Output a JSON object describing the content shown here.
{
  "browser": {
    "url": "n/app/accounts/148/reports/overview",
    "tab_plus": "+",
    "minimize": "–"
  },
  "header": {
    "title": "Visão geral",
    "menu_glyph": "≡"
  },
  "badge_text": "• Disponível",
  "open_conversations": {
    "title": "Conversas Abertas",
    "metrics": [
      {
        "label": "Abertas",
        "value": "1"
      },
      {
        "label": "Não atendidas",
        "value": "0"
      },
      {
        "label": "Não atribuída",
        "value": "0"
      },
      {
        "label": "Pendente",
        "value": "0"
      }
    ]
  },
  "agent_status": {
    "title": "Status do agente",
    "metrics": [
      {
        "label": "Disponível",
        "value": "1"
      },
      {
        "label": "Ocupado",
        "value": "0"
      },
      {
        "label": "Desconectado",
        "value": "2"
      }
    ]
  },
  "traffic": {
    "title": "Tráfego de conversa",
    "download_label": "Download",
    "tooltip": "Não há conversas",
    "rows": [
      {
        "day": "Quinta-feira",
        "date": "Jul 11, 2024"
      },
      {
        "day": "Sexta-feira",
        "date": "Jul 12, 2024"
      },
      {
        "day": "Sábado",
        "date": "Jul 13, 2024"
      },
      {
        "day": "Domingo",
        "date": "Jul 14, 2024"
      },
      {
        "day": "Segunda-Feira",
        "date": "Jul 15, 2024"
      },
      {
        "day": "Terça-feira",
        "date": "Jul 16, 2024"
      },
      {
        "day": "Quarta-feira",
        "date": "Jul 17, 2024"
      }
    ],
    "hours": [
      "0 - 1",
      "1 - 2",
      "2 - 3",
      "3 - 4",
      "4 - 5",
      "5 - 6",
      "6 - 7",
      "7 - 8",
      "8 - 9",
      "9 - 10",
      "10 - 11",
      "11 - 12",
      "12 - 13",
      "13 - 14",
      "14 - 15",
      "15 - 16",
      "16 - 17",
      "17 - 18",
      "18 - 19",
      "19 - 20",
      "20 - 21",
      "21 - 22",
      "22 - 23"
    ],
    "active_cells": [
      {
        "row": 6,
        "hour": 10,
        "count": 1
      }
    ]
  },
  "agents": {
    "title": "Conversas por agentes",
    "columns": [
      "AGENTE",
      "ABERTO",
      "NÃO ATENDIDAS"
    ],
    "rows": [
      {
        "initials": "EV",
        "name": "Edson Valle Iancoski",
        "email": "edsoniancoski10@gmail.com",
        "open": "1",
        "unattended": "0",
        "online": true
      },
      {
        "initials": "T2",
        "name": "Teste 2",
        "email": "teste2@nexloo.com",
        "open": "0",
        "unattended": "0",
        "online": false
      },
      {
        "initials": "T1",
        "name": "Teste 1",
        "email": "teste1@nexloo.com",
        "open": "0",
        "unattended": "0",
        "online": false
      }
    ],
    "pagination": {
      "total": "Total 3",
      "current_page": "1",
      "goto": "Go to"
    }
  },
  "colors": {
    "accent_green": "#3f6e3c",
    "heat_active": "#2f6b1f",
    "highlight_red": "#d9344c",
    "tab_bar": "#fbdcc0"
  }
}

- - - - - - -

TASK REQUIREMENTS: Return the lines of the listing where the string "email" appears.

TASK OUTPUT:
        "email": "edsoniancoski10@gmail.com",
        "email": "teste2@nexloo.com",
        "email": "teste1@nexloo.com",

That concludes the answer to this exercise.